References[edit]

  1. ^ a b Veramedia v. Bitesize Networks, Inc. (United States District Court for the Northern District of California March 21 2016) ("The information alleged in Vertamedia's First Amendment Complaint, including the attached exhibits, supports a finding that BiteSize is the same entity as Mevio and the proper defendant in this case."). Text
  2. ^ a b "Mevio Pulls the Plug!". podcasternews.com. Podcaster News. April 10, 2014. Retrieved 16 June 2014.
  3. ^ TC Kirkham (10 April 2014). "MEVIO Shuts down, screws hundreds of podcasters; what next for PNR Networks podcasts?". Retrieved 16 June 2014.
  4. ^ a b Jackson, David (11 April 2014). "Why Mevio Failed". davidjackson.org. Retrieved 16 June 2014.

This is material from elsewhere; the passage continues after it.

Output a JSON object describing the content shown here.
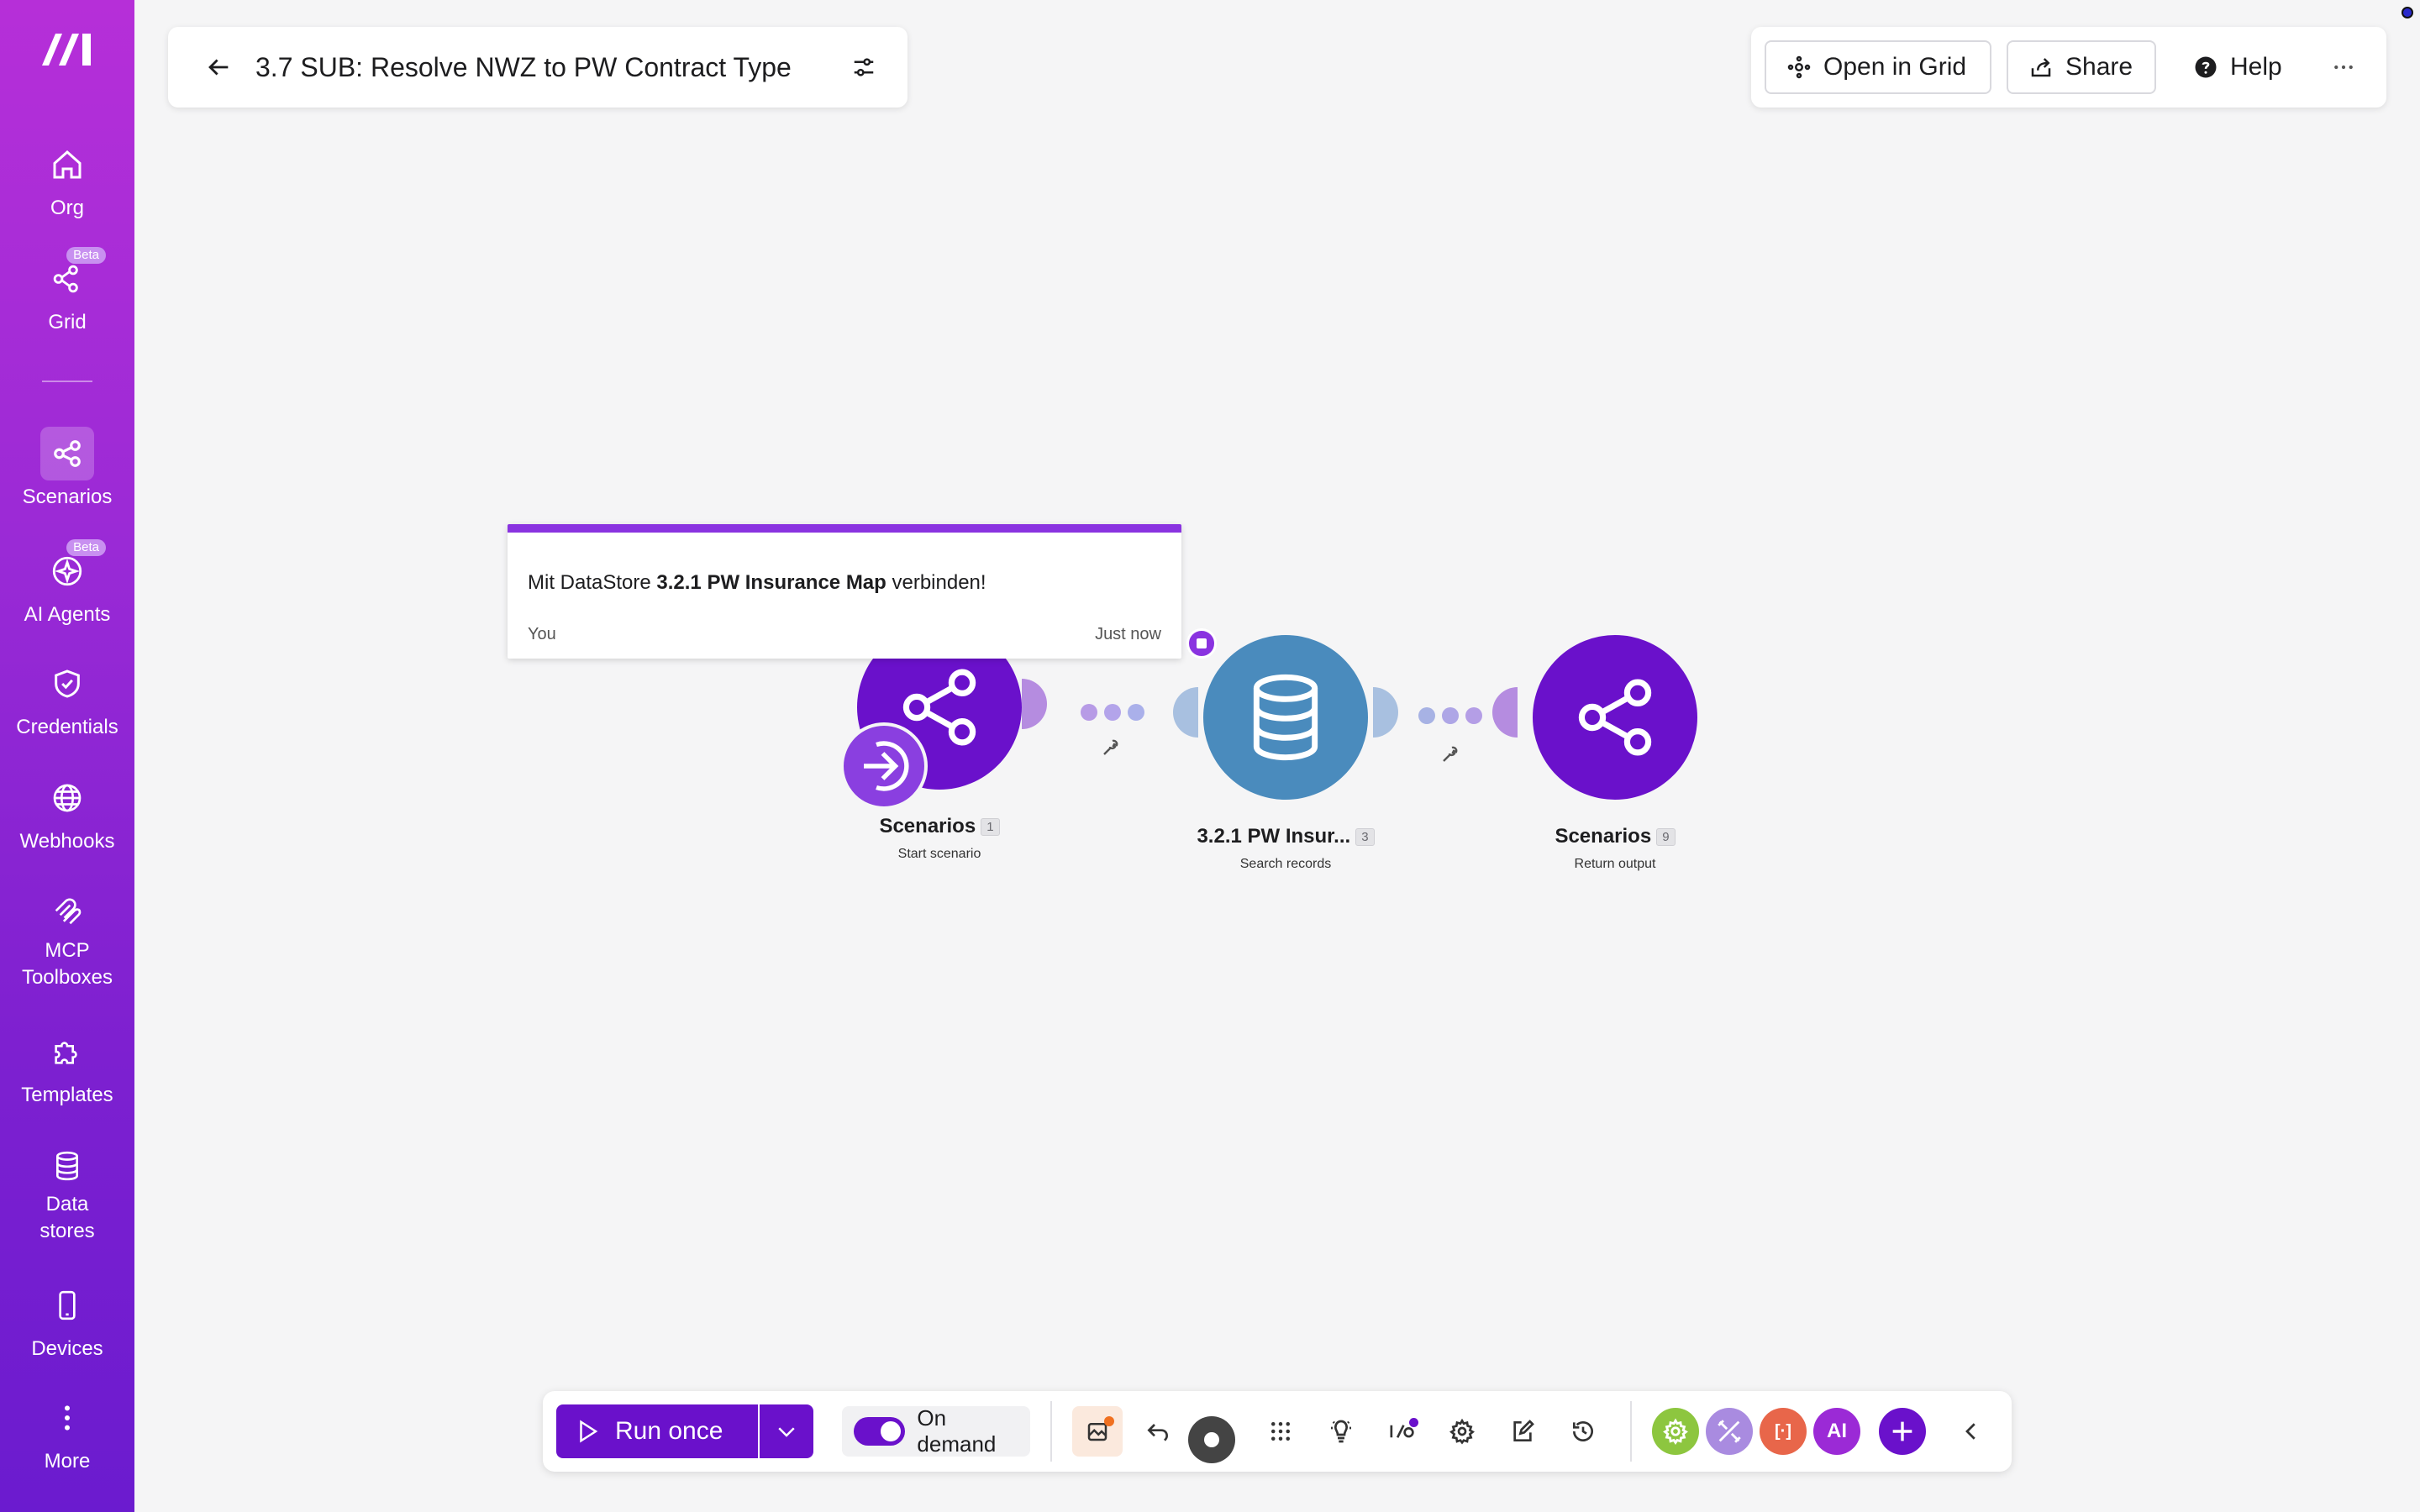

  5. ^ a b Janko Roettgers (19 December 2012). "Mevio moves to Los Angeles, relaunches as Bitesize Entertainment". Giga OM.
  6. ^ "Sequoia Capital funds PodShow".
  7. ^ "Podshow gets Big Bucks". podcastingnews.com. Archived from the original on 2012-09-06. Retrieved 2007-02-24.
  8. ^ Curry's podcasts attract big money
  9. ^ "PodShow.com Launches the Podsafe Music Network, the First Online Music Network that Features Royalty-Free Music for Listeners & Podcasters". prnewswire. Retrieved 2007-02-24.
  10. ^ "PodShow's first acquisition: Podcast Alley". siliconbeat.com. Retrieved 2009-02-04.
  11. ^ BT launches UK PodShow Archived September 30, 2007, at the Wayback Machine
  12. ^ BT's got talent lined up for its Podshows
  13. ^ PodShow Receives $15M From Leading Venture Firms as Company Accelerates Its Growth on the Internet and Beyond Archived 2007-05-02 at the Wayback Machine
  14. ^ "Mevio secured 15M in venture capital funding".
  15. ^ MEVIO Secures $15 Million in Funding to Support Rapid Growth and Move into Vertical Entertainment Networks
  16. ^ "Download Numbers, Are They Important?". curry.com. Archived from the original on 2007-03-21. Retrieved 2007-04-04.
  17. ^ "Has the PodShow network been booted off Sirius?". Retrieved 2007-04-24.
  18. ^ P.W. Fenton's personal recollections

External links[edit]